Henri was a pioneer, as well, of the Artists in the Schools program in Ontario.
All this was done despite a facial disfigurement caused by a failed mastoid operation in his boyhood during WWII in the Netherlands, in which he also lost hearing in his right ear.
Soon after arriving in Canada, a plastic surgeon performed a pioneering, 8-hour operation that restored some symmetry to his face, but sadly this was undone when the original (mastoid) condition recurred in the late 1980’s and another operation was required.
But Henri, a born raconteur, was steadfast. He persevered with sharing and giving teachings despite this disability.
In 1972 while living with Natasha in Morocco and on the island of Madeira, Henri created his opus, the “Organiverse Portfolio” – a series of 100 mandalas in pointillism, each 8.5 cm in diameter. Dot by dot, “atom by atom”.
Later, back in the Rocky Mountains 1980-85 where Natasha worked at The Banff Centre, Henri embarked on a new series in watercolour, “Spatial Rhythms” and gave a solo exhibition at the Peter Whyte Gallery.
Meanwhile the ‘Organiverse Portfolio’, took on a life of its own. In 1975 it had been made into a 35mm film and represented Canada at several international film festivals. In 2005 a limited-edition portfolio of the Organiverse was followed in 2007 by a handheld set, with each mandala on an individual card, contained in a box made from recovered west coast wood.
Henri was actively creative until the very end. Recently Organiverse took on yet another form, a digital video production of the 100 mandalas joined with poems by Rabindranath Tagore’s “Gitanjali”, produced and narrated by friend Brian W.E. Johnson.
van Bentum’s work evokes organic processes of the macrocosmic and microcosmic levels, reminding viewers “what lies above, so below”. This led NASA’s public outreach program of the Chandra X-Ray Observatory to launch an online exhibit, “Coloring Space”.
The exhibit juxtaposed images of space with a selection of Henri’s paintings. Friend and astronaut Chris Hadfield called the project “a lovely fusion of science and art”. While Chris was Commander of the International Space Station, he took along a memory stick containing all 100 mandalas.

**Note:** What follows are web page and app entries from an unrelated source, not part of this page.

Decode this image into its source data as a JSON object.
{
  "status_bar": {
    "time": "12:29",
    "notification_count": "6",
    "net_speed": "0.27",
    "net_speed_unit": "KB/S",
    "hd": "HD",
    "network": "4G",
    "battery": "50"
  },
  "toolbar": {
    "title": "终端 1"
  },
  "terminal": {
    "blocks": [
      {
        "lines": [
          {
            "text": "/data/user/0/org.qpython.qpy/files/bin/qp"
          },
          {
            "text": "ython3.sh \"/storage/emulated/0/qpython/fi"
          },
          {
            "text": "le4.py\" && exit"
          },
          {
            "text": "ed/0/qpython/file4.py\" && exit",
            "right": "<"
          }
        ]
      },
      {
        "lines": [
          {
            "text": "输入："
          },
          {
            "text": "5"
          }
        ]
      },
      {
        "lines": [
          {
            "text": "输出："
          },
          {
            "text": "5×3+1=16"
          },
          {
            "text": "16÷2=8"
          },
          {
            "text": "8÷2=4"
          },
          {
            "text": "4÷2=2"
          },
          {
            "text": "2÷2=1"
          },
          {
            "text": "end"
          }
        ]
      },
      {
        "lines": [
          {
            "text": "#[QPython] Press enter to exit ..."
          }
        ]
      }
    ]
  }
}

Henri was a prolific writer and correspondent with friends around the world. Following a diagnosis of bladder cancer in 2015, Henri wrote five children’s stories, all illustrated by Arizona friend P.J. Heyliger.
He was an intrepid world traveller, having been to all seven continents. These travels were undertaken on a shoestring budget. Henri’s mode of travel ranged from foot, bicycle, donkey, camel, jeep, bus, train, freighter and passenger ship to dingy, dug-out canoe, dive boat, sailboat, to Piper Cub and helicopter.
Henri circumnavigated the globe three times in the company of his partner of 51 years, Natasha, and was a proud member of the Circumnavigators Club. He was also a snooker aficionado, a passion he continued to practice into his 90s at the Union Club, with its heritage Billiards Room, winning a trophy six years ago.
Throughout his rich and varied life, Henri continued to share and give widely. He embodied the motto of his hometown Amsterdam: “Valiant, Steadfast, Compassionate” (Heldhaftig, Vastberaden, Barmhartig).
Along with his lifelong partner, Natasha van Bentum, Henri also leaves behind step-daughter Melissa Hall Torre of New York State, daughter Maya Ehses of Haida Gwaii, step-brother Bruce G. Davis of Victoria, and in Europe, nephews W.A. Harder and Carel van Bentum.
A memorial gathering will be held mid-August in Victoria at a location to be decided.